STUDY MATERIAL >>
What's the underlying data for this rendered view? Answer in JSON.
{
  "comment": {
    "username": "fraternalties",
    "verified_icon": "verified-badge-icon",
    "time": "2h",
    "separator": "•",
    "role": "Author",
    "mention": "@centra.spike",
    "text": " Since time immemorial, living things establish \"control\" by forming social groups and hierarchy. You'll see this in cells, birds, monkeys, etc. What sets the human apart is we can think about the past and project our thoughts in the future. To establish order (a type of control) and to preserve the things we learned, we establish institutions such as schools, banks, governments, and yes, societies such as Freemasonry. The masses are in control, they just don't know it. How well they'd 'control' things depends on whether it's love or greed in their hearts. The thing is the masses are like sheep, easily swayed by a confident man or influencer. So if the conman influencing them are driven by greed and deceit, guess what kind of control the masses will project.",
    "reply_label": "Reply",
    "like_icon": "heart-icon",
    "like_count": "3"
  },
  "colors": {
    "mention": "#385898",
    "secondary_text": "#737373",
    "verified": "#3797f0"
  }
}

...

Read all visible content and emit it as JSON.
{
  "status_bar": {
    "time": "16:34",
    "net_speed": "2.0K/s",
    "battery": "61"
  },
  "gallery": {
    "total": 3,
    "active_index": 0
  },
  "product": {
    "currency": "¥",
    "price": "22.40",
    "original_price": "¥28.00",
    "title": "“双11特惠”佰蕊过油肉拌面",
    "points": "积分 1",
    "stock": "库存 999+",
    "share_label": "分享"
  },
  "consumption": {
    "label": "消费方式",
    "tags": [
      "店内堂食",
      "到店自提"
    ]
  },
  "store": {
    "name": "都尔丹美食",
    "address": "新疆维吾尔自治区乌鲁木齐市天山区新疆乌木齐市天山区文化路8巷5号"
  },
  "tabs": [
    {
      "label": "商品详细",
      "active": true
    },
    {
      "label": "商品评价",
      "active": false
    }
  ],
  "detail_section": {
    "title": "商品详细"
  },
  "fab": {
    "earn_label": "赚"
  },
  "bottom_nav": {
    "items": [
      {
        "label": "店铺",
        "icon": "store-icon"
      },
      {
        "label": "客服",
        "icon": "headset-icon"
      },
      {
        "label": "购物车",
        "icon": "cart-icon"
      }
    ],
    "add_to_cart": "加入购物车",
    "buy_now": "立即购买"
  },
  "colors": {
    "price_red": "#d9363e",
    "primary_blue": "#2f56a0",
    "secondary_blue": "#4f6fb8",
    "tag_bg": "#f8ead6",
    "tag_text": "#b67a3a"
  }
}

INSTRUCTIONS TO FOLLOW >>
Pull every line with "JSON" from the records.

RESPONSE BELOW >>
What's the underlying data for this rendered view? Answer in JSON.
Read all visible content and emit it as JSON.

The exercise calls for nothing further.